Banks grooming kids for credit
The head of a parliamentary committee investigating credit card fees fears Australian children are being groomed by banks hoping to cash in on their spending later in life.
Labor’s Sam Dastyari says while children should have bank accounts, they should not be taught about finances by banking institutions.
The senator said his committee has been shown evidence that banks are sending credit card offers to people as soon as they turn 18.
Times had changed from the days when government-run financial institutions taught children about saving with initiatives like Dollarmite accounts.
“We live in a world of data, and now you’re having data that is being developed from kids as young as five that go into databases that allow them to build profiles,” Senator Dastyari told ABC radio on Friday.
He wants financial literacy to be taught by educators and regulators such as the government-funded Australia Securities and Investments Commission.

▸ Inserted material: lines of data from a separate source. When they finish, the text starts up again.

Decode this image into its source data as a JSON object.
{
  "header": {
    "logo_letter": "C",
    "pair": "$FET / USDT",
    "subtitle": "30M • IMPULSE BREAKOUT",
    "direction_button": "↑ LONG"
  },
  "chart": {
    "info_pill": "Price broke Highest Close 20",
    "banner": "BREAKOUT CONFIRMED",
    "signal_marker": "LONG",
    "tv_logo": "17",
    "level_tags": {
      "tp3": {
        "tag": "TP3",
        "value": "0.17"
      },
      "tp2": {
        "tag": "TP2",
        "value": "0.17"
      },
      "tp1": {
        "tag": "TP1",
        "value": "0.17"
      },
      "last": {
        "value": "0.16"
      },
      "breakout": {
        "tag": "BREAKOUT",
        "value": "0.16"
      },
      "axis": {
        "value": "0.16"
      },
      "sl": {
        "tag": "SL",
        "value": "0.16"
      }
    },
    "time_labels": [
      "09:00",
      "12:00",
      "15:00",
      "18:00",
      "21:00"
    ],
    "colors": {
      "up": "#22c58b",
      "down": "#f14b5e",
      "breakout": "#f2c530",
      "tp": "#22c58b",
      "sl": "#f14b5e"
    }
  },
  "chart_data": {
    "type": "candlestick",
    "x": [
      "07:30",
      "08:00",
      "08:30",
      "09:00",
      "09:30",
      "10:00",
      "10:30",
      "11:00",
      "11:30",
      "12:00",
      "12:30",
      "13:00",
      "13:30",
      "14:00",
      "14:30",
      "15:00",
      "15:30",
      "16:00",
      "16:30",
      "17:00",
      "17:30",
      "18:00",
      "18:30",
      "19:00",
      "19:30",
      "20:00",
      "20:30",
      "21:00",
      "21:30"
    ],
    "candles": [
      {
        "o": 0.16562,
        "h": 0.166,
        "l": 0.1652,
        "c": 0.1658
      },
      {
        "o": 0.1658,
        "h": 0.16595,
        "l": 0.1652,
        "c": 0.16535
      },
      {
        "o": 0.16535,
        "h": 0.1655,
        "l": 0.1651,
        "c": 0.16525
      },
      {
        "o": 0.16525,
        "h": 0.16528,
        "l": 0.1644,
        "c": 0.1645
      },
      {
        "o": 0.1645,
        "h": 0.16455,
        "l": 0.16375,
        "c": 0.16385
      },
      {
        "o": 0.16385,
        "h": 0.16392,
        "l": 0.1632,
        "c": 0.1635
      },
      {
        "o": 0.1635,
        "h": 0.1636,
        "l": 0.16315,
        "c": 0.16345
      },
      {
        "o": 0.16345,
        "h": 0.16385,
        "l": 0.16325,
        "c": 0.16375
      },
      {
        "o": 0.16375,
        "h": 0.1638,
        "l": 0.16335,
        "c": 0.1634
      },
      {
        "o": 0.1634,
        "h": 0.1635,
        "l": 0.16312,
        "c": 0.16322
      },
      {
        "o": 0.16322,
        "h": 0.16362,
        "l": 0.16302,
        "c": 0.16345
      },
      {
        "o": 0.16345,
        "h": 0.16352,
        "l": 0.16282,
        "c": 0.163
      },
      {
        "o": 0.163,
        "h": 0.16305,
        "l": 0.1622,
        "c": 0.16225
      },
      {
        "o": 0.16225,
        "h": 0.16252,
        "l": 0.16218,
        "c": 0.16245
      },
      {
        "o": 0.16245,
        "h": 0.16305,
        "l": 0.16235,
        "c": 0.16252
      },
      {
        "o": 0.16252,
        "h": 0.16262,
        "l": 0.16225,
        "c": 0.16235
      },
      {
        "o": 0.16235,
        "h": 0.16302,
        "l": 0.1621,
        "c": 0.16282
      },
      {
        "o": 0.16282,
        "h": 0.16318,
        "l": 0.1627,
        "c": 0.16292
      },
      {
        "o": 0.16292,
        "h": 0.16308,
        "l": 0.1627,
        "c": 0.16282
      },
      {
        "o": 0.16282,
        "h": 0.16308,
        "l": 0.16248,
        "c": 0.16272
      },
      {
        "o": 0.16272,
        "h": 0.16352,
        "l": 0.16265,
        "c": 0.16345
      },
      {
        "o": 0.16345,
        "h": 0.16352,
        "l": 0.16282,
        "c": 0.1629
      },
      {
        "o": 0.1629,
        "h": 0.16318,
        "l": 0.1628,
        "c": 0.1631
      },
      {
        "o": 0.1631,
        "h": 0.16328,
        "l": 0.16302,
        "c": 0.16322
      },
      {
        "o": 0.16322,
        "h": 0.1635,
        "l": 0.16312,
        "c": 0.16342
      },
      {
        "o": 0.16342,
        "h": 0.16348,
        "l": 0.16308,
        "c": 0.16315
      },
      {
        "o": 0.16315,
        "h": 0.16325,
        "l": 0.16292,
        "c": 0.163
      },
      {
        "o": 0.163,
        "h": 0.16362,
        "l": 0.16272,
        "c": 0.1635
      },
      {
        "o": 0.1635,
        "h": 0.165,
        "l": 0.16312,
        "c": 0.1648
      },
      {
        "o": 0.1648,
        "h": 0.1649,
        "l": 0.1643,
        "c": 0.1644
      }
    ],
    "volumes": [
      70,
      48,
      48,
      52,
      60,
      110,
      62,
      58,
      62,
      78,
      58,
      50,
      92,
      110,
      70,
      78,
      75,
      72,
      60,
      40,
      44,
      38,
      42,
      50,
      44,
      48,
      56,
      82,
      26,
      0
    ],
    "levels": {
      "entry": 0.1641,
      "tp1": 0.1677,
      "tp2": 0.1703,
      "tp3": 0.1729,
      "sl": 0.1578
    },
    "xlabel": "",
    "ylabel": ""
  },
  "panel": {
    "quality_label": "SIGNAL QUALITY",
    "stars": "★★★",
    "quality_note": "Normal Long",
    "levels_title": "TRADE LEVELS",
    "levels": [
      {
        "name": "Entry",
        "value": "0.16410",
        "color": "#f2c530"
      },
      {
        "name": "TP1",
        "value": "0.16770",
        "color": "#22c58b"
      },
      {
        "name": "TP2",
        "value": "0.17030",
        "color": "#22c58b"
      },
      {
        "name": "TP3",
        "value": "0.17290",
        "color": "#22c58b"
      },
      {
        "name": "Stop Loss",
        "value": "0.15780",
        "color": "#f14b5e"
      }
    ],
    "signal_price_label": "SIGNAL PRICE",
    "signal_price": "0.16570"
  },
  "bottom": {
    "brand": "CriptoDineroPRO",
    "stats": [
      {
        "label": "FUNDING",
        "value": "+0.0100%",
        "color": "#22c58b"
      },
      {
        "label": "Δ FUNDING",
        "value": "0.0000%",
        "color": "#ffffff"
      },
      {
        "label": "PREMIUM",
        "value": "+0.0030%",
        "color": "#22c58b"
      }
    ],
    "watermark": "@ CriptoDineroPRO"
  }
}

The Senate economics references committee has been looking into what the senator believes are “record high” credit card fees and how to put downward pressure on those charges.
“The gap between (the cash rate) and what it actually costs to pay interest is now at a record level,” he said.
Senator Dastyari believes there are several potential solutions, including lowering barriers to transfer credit cards between institutions.
Australians should have more control over their card numbers in the same way telecommunications companies allow customers to carry their phone numbers across providers, he said.
Changing credit cards was not as easy as it should be, Senator Dastyari said.
“You’re more likely to leave your partner than your bank.”
The committee is also looking at whether it’s possible to limit the amount of profit banks can make from money-lending debt.